Seattle Tenants Deserve Legal Representation

Seattle Tenants Deserve Legal Representation

Housing is a basic human right. Being unsheltered worsens our physical and mental health, as it  makes things like finding and holding a job, parenting and safely social-distancing in the middle of a pandemic increasingly difficult. Evictions not only strips folks of their material possessions, but their sense of dignity, safety and stability. Seattle is a wealthy city inside a wealthy country. The appropriate number of evictions to occur at any given time, especially during a global pandemic, is zero.  

As students of Seattle University, we are all contributing to the gentrification of the city. Access to higher education often informs one’s socioeconomic status. Higher incomes mean higher rents. Gentrification is compounded by racial factors; white folks moving into historically BIPOC neighborhoods may bring their narrow definitions of perceived safety, order and reliance on the cops with them, along with their generations of accrued wealth. This leads to neighborhoods that are not only more expensive, but more surveilled and criminalized. Through organized and collective action, we can influence policy-makers to end evictions in Seattle. It is imperative we use our education and positionality to advocate for the communities we are pushing out.  

In Seattle, folks facing eviction are not entitled to legal representation in the way they would be if they were facing a criminal procedure, involuntary commitment or a juvenile or dependency case. A 2019 University of Washington study shows us that tenants who received legal counsel were twice as likely to maintain their housing, but only 10% of tenants in eviction court had access to an attorney. This is a sharp contrast to the 99% of landlords who were represented. The same study found that women are evicted 11% more often than men, and Black and Latinx tenants are seven times more likely than white tenants to face eviction charges. 

On March 29 Seattle City Council unanimously passed CB 120007, commonly referred to as the “Right to Counsel” bill. This bill now allows tenants facing eviction access to legal representation.  This passage serves to protect vulnerable tenants once the national and state-wide eviction moratorium is set to expire June 30

Seattle’s Right to Counsel legislation would guarantee tenants the right to legal representation in eviction court, granted by funds from the city. Seattle is joining seven other American cities who guarantee the right to legal counsel: New York, Newark, Philadelphia, Cleveland, Boulder, San Francisco and Baltimore. These cities have allocated taxpayer funds to help level the playing field against profit-driven landlords. According to Goldstein-Street (2021) for the Capitol Hill Seattle Blog, The Housing Justice Project, a nonprofit that provides free legal counsel to low-income tenants facing evictions, currently handles about 2,500 cases a year.  Edmund Witter, senior managing attorney for the Housing Justice Project, estimates that each legal assistance for a single case costs between $300 and $500. City Council estimates that supplying legal assistance for tenants facing eviction would cost Seattle about $750,000 a year. In Olympia, a similar bill guaranteeing access to legal representation in eviction court is working its way through the statehouse. If passed, Washington would be the first state to enact this type of legislation. 

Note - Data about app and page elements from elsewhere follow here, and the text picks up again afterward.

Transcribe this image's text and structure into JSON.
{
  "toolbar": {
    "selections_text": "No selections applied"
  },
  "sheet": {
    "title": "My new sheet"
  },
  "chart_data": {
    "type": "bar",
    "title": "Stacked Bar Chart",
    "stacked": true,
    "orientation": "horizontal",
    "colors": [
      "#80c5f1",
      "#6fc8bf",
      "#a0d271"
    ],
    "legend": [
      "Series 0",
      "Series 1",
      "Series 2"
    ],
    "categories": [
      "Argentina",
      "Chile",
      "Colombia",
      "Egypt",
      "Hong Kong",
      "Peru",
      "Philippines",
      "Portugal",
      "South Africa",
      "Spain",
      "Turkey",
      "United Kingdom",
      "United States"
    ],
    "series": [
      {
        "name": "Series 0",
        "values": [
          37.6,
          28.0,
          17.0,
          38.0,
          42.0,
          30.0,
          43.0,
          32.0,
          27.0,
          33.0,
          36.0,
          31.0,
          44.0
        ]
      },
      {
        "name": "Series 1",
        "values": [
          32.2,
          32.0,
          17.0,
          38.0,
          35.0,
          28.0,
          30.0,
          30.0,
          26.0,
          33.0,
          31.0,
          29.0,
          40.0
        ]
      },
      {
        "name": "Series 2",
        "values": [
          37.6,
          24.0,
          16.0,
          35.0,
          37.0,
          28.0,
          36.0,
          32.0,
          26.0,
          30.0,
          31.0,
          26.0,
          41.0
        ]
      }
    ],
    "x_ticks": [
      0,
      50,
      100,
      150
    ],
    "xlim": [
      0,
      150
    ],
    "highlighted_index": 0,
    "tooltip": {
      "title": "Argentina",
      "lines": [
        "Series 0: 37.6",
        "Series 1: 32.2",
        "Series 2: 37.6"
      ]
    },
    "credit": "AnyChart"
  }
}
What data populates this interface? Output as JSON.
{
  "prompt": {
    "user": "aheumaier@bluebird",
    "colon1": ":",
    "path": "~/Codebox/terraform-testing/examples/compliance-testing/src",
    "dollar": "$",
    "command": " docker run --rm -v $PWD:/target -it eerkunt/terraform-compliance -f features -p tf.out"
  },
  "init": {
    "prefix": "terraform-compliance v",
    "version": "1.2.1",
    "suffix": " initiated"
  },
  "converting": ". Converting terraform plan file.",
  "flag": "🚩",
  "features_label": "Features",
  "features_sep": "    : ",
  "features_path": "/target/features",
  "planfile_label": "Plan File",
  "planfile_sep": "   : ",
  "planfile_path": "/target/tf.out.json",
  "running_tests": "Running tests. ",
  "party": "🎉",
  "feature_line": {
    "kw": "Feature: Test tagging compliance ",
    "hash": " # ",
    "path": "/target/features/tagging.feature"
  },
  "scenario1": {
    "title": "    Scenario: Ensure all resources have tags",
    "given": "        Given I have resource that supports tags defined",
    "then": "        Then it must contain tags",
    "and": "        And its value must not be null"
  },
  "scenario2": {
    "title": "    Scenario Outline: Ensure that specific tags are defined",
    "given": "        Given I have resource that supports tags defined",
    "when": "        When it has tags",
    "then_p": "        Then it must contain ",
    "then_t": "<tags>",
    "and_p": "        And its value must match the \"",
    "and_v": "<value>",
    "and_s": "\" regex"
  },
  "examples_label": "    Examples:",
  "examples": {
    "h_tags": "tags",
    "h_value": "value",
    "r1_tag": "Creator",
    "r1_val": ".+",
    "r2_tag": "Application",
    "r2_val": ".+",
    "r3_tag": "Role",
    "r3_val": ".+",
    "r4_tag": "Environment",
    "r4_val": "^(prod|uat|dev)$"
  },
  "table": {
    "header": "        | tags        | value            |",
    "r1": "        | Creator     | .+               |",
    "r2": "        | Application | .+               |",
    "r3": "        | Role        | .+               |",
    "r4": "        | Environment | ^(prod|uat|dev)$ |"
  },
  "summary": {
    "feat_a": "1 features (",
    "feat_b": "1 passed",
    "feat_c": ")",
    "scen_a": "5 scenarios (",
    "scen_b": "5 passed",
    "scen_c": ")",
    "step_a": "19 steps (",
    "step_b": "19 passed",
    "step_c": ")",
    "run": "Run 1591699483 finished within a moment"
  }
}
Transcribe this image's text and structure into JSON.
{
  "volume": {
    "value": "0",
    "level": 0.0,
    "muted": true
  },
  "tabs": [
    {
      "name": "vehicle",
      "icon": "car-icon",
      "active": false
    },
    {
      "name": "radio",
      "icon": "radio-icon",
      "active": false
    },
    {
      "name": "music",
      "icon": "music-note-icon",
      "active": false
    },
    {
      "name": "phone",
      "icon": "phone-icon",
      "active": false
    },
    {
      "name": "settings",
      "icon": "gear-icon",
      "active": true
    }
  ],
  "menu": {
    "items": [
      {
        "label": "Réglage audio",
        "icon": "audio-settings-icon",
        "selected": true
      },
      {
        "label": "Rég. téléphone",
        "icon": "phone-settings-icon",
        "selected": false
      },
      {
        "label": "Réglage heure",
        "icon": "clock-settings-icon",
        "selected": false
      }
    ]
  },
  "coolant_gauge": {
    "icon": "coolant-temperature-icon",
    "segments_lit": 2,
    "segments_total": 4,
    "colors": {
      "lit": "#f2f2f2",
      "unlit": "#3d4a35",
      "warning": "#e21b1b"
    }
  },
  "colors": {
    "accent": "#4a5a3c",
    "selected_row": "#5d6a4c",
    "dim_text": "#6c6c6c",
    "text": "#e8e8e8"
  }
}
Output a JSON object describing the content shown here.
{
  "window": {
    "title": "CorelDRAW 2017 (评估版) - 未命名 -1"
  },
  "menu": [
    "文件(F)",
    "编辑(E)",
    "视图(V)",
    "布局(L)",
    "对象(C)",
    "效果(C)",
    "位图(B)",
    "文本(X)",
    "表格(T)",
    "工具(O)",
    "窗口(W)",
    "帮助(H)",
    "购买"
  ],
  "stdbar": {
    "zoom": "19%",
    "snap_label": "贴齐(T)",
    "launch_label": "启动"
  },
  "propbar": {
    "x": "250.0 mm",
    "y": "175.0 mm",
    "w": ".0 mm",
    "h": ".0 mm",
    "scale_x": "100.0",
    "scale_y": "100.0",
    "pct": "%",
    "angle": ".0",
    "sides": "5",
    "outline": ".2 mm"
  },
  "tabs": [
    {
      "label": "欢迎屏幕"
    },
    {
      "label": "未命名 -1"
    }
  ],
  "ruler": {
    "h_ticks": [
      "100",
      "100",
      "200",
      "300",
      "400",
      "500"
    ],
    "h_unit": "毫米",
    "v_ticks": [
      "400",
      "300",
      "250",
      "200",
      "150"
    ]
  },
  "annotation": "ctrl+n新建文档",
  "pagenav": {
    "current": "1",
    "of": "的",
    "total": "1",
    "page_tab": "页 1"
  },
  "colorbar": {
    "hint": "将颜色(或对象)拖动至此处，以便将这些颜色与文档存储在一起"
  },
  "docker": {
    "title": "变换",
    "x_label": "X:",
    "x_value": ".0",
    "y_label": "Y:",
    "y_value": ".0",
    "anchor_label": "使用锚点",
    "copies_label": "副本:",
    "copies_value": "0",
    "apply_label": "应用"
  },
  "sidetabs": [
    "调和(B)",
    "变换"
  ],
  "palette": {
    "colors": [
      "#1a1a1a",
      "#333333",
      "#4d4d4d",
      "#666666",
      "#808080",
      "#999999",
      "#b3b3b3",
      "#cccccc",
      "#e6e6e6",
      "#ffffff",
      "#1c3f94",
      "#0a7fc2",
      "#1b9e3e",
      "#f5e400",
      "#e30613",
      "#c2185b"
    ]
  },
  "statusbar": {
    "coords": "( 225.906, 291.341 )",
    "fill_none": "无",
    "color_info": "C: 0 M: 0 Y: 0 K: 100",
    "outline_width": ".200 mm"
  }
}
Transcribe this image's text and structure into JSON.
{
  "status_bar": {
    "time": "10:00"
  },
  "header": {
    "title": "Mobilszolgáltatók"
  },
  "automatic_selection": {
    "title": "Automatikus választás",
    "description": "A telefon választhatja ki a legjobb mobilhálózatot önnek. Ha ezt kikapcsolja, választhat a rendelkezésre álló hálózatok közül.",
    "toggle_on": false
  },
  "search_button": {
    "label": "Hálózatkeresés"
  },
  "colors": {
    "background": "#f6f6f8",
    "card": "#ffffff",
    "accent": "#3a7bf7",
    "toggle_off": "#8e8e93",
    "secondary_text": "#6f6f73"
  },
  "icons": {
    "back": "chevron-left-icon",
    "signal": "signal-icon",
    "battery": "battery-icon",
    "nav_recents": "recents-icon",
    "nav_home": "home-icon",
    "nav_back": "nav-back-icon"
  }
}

While the passage of this city-wide legislation is complete, there’s still work to be done in the renter’s rights movement. Students need to make their voices heard by state representatives. Call, email, tweet or handwrite to elected officials thanking them for sponsoring the Right to Legal Council Bill. If they voted against the bill or wanted to vote later, inform them that you have noticed and will keep that in mind as they face re-election. Let representatives know you are paying attention and not backing down. You can also start a conversation with a friend, parent or professor about eviction rates in Seattle. Grassroots movements start with relationships. The key to building social movements is pulling those around you into the work. Every action builds momentum towards a world where everyone is safely and securely sheltered. This can not exist if it is avoided in discussion. 

When I was 13, my single father was diagnosed with Leukemia. He was unable to keep working and was placed on disability. The government issued check sent to my family monthly was too small to pay our mortgage, so we lost our home and moved in with extended family. It only took one diagnosis to uproot the modest life my working class father had built.

My story is simple and straightforward, serving as a reminder for my peers: The only thing protecting you from facing houselessness is your ability to work, your social network and your access to wealth. We need legal protection for those who are most vulnerable. Tragedy can happen to anyone at any time, and we need to look out for each other. Staying in our houses preserves our communities, and community is too precious a resource for the government to disrupt.